PROBLEM REQUIREMENTS>
The entries are to be returned exactly, with images left out.

━━━━━━━━━━━━━━━━━━━━━━━━━━━━━━

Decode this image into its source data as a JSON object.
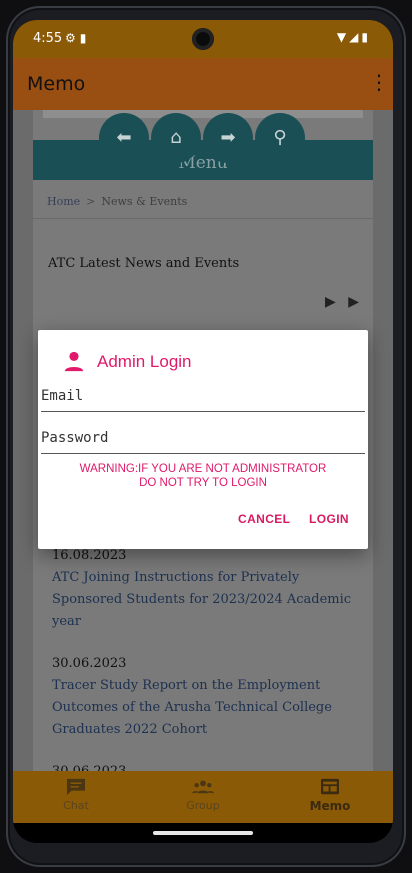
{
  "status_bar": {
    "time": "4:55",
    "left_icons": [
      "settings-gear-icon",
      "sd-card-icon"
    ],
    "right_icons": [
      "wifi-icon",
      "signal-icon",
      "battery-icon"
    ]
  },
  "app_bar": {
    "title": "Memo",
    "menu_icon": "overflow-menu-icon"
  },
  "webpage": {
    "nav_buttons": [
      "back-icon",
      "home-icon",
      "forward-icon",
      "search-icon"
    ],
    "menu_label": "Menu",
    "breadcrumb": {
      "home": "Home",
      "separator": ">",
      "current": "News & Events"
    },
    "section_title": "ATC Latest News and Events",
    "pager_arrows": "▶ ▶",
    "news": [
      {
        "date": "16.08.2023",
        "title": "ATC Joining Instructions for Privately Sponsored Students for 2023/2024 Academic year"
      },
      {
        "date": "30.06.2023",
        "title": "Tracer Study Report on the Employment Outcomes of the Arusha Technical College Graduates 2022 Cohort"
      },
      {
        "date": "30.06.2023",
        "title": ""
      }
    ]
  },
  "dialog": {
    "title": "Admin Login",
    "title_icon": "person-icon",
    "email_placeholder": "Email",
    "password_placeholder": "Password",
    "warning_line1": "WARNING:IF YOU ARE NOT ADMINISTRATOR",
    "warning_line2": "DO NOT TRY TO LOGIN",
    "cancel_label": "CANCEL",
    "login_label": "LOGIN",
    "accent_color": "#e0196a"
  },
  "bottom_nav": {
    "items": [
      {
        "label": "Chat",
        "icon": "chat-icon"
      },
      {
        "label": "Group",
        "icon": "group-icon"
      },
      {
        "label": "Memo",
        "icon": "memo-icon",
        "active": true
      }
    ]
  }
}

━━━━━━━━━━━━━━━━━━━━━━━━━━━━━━

SOLVED PROBLEM>
Decode this image into its source data as a JSON object.
{
  "status_bar": {
    "time": "4:55",
    "left_icons": [
      "settings-gear-icon",
      "sd-card-icon"
    ],
    "right_icons": [
      "wifi-icon",
      "signal-icon",
      "battery-icon"
    ]
  },
  "app_bar": {
    "title": "Memo",
    "menu_icon": "overflow-menu-icon"
  },
  "webpage": {
    "nav_buttons": [
      "back-icon",
      "home-icon",
      "forward-icon",
      "search-icon"
    ],
    "menu_label": "Menu",
    "breadcrumb": {
      "home": "Home",
      "separator": ">",
      "current": "News & Events"
    },
    "section_title": "ATC Latest News and Events",
    "pager_arrows": "▶ ▶",
    "news": [
      {
        "date": "16.08.2023",
        "title": "ATC Joining Instructions for Privately Sponsored Students for 2023/2024 Academic year"
      },
      {
        "date": "30.06.2023",
        "title": "Tracer Study Report on the Employment Outcomes of the Arusha Technical College Graduates 2022 Cohort"
      },
      {
        "date": "30.06.2023",
        "title": ""
      }
    ]
  },
  "dialog": {
    "title": "Admin Login",
    "title_icon": "person-icon",
    "email_placeholder": "Email",
    "password_placeholder": "Password",
    "warning_line1": "WARNING:IF YOU ARE NOT ADMINISTRATOR",
    "warning_line2": "DO NOT TRY TO LOGIN",
    "cancel_label": "CANCEL",
    "login_label": "LOGIN",
    "accent_color": "#e0196a"
  },
  "bottom_nav": {
    "items": [
      {
        "label": "Chat",
        "icon": "chat-icon"
      },
      {
        "label": "Group",
        "icon": "group-icon"
      },
      {
        "label": "Memo",
        "icon": "memo-icon",
        "active": true
      }
    ]
  }
}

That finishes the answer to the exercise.